A check-up last week revealed that the bones are still aligned, though they’ve not started to mend yet. With our at least 8-years-old cat, it may take awhile. For now, we’re doing our best to take care of each other and be comfortable in our new routine.

Have any of your pets ever had a broken leg? Has anyone else ever accidentally injured a pet?

Our golden boy

Baxter at sunset

Last week, on a warm sunny day, under the shade of a big maple tree in front of the house, Baxter died. I held him and told him what a good boy he is and how special he is and how well he had done at everything.

And I told him Matt was waiting for him and would be so, so happy to see him. I can see Baxter wagging his helicopter tail and singing his woo-woo howl when he sees Matt.

Baxter hadn’t felt up to singing or wagging for awhile, so it will be nice for him to return to himself finally.

Baxter's last walk with Ralph and Ellie

As soon as we moved to the farm, Matt and I knew we would add a dog to our family. Baxter was with us through so much. He tolerated renovations, followed the tractor around and lay in the sun as we worked outside. He went along with whatever we were doing and we were a unit.

When Ellie was born, Baxter was uncertain. But he watched over her and made sure she was taken care of, even through his early uneasiness. She became part of our unit, and he became rock solid for her.

Ellie and Baxter sitting on the grass

Ellie reading to Baxter

I am so grateful that he was in her life. Ellie’s love for animals and her gentleness with them is rooted with Baxter. She will carry the lessons he taught her through her life.

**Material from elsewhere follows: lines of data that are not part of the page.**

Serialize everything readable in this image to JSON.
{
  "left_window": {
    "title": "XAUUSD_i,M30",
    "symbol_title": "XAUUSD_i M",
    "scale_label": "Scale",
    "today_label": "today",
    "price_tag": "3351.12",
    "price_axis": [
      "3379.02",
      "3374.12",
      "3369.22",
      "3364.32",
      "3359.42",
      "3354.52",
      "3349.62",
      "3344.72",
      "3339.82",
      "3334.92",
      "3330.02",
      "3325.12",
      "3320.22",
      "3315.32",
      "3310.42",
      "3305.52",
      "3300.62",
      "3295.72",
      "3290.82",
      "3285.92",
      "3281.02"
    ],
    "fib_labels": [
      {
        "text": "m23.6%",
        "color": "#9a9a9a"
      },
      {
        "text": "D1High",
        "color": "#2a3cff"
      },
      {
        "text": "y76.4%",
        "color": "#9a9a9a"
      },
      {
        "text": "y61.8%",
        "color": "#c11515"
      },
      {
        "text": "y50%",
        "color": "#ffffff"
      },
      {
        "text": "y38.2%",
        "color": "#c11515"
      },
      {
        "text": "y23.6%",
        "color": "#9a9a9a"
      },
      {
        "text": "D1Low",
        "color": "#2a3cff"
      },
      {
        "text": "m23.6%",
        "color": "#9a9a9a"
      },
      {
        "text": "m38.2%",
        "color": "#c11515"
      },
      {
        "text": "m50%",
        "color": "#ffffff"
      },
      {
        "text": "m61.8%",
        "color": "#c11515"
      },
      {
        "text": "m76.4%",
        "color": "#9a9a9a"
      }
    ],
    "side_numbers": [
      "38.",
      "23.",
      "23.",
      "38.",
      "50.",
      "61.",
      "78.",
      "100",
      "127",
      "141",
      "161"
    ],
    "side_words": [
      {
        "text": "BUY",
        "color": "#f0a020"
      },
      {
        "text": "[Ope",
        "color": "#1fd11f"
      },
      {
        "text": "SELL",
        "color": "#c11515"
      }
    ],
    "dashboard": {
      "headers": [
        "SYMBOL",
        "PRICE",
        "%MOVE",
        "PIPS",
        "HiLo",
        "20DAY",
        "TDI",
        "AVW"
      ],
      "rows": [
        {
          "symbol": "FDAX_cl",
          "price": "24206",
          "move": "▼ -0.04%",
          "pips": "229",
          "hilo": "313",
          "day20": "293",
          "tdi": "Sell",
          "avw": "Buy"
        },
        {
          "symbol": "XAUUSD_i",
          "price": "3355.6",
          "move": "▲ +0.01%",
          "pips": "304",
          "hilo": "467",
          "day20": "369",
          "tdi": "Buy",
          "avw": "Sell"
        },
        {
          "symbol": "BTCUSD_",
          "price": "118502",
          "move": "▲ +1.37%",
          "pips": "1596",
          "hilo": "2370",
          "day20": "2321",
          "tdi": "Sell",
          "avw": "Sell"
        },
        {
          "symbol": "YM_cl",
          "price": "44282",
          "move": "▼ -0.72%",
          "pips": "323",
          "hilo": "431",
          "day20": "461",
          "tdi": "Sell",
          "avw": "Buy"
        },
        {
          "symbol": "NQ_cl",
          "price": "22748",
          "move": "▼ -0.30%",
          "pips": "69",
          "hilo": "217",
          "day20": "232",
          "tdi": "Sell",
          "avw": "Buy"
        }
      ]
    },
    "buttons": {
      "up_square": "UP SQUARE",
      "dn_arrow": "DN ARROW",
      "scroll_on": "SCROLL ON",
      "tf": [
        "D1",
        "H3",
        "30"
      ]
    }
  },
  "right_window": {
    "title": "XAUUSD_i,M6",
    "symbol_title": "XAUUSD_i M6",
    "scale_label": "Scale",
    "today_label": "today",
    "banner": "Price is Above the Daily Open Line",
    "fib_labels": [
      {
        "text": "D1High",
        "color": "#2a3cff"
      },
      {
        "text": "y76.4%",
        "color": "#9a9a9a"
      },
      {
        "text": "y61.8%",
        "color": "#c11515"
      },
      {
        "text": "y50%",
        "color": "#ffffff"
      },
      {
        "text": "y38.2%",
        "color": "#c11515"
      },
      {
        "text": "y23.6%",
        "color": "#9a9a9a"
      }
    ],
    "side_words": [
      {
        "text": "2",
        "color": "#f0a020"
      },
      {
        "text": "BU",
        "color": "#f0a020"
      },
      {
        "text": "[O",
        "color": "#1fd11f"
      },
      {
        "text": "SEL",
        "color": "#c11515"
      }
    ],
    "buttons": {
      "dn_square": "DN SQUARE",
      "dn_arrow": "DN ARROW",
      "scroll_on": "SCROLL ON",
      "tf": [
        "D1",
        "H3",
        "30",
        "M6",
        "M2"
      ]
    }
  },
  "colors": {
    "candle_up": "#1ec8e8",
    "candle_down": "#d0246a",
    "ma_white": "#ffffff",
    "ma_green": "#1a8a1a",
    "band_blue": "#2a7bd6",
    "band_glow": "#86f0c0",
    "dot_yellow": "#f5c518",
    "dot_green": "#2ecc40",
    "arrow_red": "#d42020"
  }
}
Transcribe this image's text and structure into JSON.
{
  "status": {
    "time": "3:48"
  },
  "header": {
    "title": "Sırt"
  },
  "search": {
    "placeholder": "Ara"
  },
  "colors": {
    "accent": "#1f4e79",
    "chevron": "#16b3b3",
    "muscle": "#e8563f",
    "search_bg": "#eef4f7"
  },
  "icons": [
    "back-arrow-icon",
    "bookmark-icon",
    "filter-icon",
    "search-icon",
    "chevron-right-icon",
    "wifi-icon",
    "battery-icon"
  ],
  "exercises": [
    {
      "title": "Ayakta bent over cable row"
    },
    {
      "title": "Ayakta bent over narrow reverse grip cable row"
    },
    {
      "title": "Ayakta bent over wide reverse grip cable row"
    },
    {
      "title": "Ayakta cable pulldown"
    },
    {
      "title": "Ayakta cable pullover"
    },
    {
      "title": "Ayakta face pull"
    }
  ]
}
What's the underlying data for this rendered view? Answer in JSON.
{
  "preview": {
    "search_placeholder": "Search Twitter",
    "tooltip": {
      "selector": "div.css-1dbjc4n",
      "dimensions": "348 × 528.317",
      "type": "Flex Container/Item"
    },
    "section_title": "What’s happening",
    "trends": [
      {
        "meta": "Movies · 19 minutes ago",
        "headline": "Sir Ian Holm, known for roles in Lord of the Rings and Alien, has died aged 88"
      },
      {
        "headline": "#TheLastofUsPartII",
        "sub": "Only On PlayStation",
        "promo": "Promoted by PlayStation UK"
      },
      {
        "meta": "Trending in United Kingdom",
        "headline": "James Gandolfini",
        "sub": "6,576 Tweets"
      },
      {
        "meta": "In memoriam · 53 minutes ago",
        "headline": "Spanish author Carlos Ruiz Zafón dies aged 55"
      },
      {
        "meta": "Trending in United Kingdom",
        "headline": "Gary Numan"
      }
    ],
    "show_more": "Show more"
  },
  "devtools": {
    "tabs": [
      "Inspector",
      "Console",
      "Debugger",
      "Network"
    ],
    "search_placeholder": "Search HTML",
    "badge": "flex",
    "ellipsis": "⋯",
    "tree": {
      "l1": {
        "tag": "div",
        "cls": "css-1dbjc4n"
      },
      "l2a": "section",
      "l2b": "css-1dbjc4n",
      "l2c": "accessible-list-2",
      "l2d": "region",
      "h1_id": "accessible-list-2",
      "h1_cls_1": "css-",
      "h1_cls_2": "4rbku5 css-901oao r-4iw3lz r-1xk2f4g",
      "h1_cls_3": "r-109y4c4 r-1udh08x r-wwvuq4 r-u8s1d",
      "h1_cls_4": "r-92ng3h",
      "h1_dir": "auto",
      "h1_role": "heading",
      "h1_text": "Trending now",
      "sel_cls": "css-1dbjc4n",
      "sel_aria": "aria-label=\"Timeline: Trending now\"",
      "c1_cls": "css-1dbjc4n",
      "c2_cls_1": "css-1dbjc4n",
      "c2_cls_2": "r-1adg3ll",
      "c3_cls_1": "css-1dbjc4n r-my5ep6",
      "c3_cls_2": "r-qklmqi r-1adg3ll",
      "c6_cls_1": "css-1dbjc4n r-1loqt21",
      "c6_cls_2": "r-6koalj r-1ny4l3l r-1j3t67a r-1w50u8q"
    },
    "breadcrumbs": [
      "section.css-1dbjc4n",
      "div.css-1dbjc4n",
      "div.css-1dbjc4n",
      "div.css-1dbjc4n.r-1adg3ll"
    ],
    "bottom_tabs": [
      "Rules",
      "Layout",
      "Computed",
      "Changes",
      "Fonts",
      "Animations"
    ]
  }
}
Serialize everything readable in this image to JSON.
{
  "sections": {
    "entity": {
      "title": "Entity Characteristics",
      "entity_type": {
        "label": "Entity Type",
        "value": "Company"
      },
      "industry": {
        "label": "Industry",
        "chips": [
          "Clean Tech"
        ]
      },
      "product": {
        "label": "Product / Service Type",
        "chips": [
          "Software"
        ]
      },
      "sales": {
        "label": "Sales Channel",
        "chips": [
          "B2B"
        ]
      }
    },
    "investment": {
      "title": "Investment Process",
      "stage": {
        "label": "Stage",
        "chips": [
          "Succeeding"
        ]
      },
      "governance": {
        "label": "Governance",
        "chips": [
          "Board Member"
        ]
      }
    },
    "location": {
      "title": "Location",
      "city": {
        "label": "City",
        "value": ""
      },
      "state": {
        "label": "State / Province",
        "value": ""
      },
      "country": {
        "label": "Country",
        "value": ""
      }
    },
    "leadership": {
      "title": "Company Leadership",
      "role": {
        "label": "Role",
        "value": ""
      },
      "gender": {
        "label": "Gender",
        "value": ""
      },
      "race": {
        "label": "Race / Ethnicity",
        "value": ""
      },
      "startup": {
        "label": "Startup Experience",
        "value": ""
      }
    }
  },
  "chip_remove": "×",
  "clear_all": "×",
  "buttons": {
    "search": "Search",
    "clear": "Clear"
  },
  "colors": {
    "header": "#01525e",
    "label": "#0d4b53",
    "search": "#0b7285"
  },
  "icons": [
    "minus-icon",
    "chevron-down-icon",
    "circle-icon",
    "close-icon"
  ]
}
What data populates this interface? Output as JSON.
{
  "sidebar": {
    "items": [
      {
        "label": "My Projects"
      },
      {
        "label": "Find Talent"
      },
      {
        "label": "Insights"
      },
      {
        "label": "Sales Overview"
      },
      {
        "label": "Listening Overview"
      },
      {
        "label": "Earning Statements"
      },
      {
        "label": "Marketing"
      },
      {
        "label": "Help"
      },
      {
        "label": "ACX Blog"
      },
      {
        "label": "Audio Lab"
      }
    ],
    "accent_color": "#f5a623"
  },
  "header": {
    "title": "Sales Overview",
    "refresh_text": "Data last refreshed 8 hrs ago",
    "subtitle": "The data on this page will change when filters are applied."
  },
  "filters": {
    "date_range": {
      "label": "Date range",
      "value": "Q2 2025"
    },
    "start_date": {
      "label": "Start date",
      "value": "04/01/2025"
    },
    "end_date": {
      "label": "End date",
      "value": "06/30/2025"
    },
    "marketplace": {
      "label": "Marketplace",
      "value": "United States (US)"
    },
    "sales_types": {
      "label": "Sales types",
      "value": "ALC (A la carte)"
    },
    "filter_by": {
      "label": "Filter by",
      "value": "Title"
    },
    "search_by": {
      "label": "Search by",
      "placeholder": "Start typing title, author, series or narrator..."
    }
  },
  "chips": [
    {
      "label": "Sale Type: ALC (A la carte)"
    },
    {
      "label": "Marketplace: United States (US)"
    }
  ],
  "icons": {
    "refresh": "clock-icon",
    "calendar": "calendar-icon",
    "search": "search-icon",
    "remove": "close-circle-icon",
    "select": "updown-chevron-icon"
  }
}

Ellie laying on the floor beside Baxter

Feeding Baxter

Matt and Bax had a special relationship. Their little routines or sayings are unique to them. As Matt’s illness progressed, there were many nights Baxter stayed with him. He stayed close to Matt and watched him carefully.

Matt with Baxter

And after Matt died, Baxter was there for me, asking for very, very little as we went through each day and giving patience and comfort through tearful late night conversations and cuddles.

There is another hole in our lives.

But, our lives were fuller because of him, and we hold him with us.

Our family